» Task item
State the number of lines in the following data that contain the string "body", and nothing else.

Website and app data records:

<<<<

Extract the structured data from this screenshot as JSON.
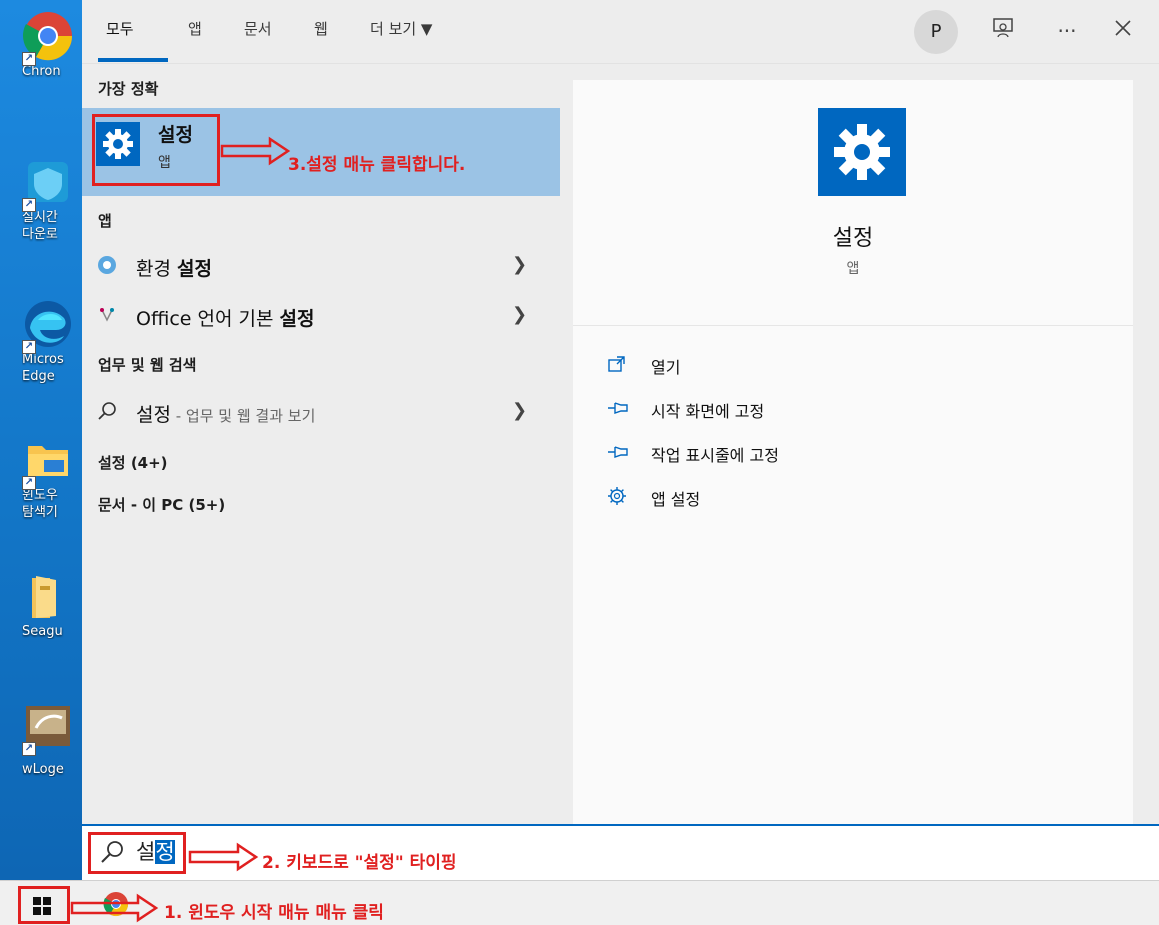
{
  "desktop": {
    "icons": [
      {
        "label": "Chron"
      },
      {
        "label": "실시간",
        "label2": "다운로"
      },
      {
        "label": "Micros",
        "label2": "Edge"
      },
      {
        "label": "윈도우",
        "label2": "탐색기"
      },
      {
        "label": "Seagu"
      },
      {
        "label": "wLoge"
      }
    ]
  },
  "tabs": {
    "all": "모두",
    "apps": "앱",
    "documents": "문서",
    "web": "웹",
    "more": "더 보기 ▼",
    "avatar_letter": "P"
  },
  "left": {
    "best_match_header": "가장 정확",
    "best_match": {
      "title": "설정",
      "subtitle": "앱"
    },
    "apps_header": "앱",
    "apps": [
      {
        "prefix": "환경 ",
        "bold": "설정"
      },
      {
        "prefix": "Office 언어 기본 ",
        "bold": "설정"
      }
    ],
    "web_header": "업무 및 웹 검색",
    "web_result": {
      "term": "설정",
      "suffix": " - 업무 및 웹 결과 보기"
    },
    "settings_header": "설정 (4+)",
    "docs_header": "문서 - 이 PC (5+)"
  },
  "right": {
    "title": "설정",
    "subtitle": "앱",
    "actions": [
      {
        "label": "열기",
        "icon": "open-icon"
      },
      {
        "label": "시작 화면에 고정",
        "icon": "pin-icon"
      },
      {
        "label": "작업 표시줄에 고정",
        "icon": "pin-icon"
      },
      {
        "label": "앱 설정",
        "icon": "gear-icon"
      }
    ]
  },
  "search": {
    "typed": "설",
    "selected": "정"
  },
  "annotations": {
    "step1": "1. 윈도우 시작 매뉴 매뉴 클릭",
    "step2": "2. 키보드로 \"설정\" 타이핑",
    "step3": "3.설정 매뉴 클릭합니다."
  },
  "colors": {
    "accent": "#0067c0",
    "annotation": "#e02020",
    "selection": "#9bc3e5"
  }
}
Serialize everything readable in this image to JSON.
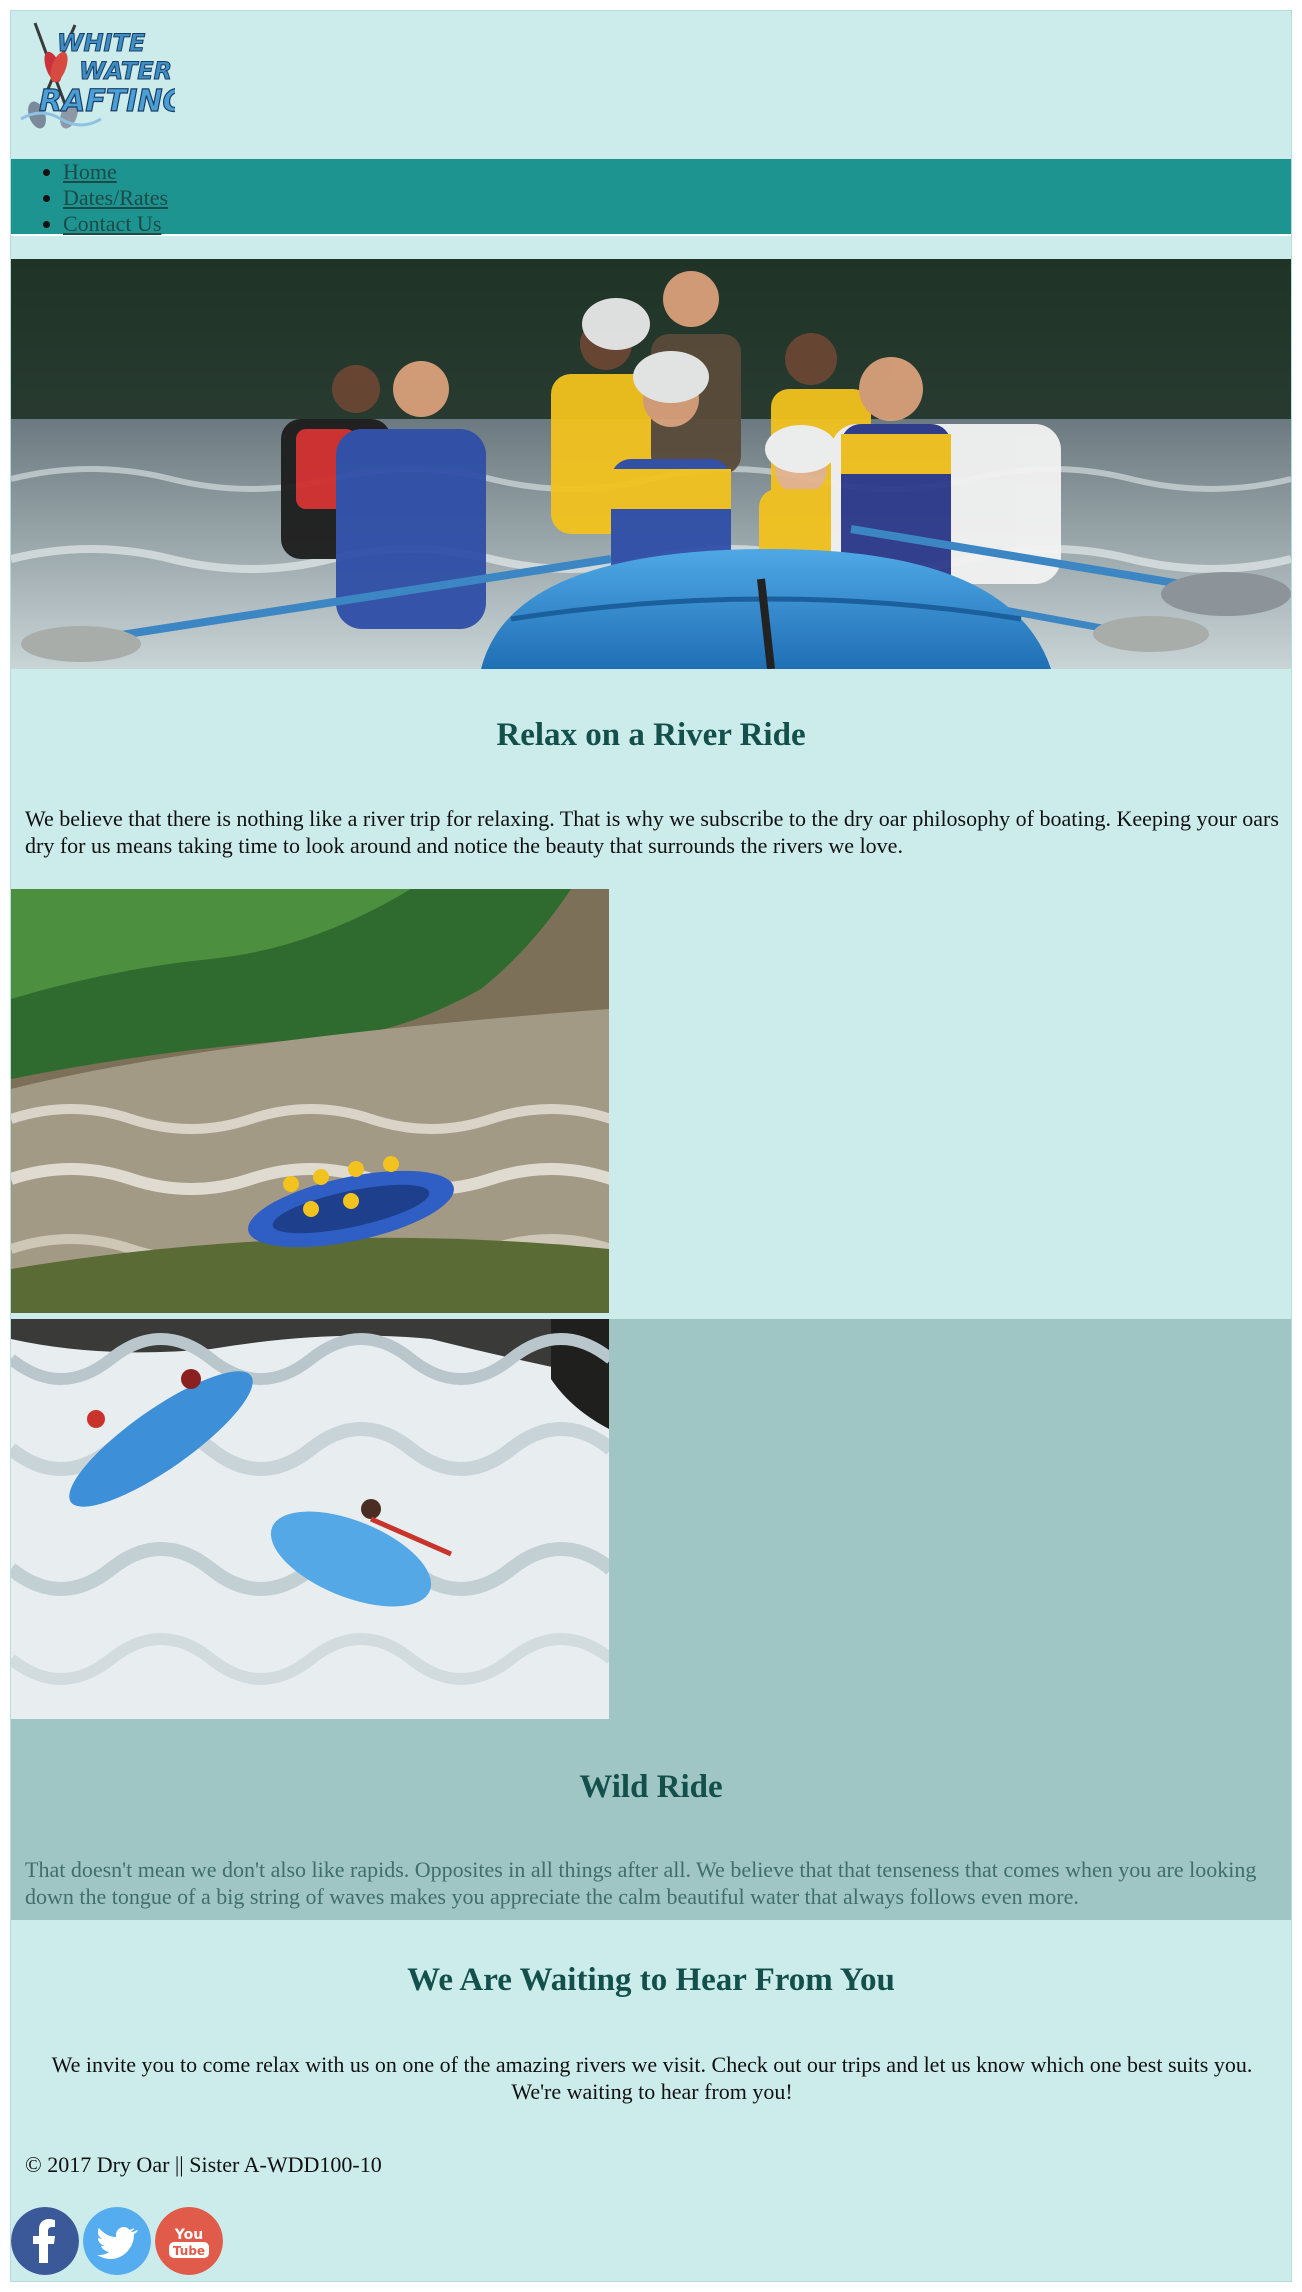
{
  "brand": {
    "logo_lines": [
      "WHITE",
      "WATER",
      "RAFTING"
    ]
  },
  "nav": {
    "items": [
      {
        "label": "Home"
      },
      {
        "label": "Dates/Rates"
      },
      {
        "label": "Contact Us"
      }
    ]
  },
  "section1": {
    "title": "Relax on a River Ride",
    "body": "We believe that there is nothing like a river trip for relaxing. That is why we subscribe to the dry oar philosophy of boating. Keeping your oars dry for us means taking time to look around and notice the beauty that surrounds the rivers we love."
  },
  "section2": {
    "title": "Wild Ride",
    "body": "That doesn't mean we don't also like rapids. Opposites in all things after all. We believe that that tenseness that comes when you are looking down the tongue of a big string of waves makes you appreciate the calm beautiful water that always follows even more."
  },
  "section3": {
    "title": "We Are Waiting to Hear From You",
    "body": "We invite you to come relax with us on one of the amazing rivers we visit. Check out our trips and let us know which one best suits you. We're waiting to hear from you!"
  },
  "footer": {
    "copyright": "© 2017 Dry Oar || Sister A-WDD100-10"
  },
  "social": {
    "youtube_label": "You Tube"
  },
  "colors": {
    "page_bg": "#cbeceb",
    "nav_bg": "#1e9491",
    "heading": "#13504c",
    "wild_band": "#a0c5c5",
    "facebook": "#3b5998",
    "twitter": "#55acee",
    "youtube": "#e05b4a"
  }
}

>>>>

» Completed task
3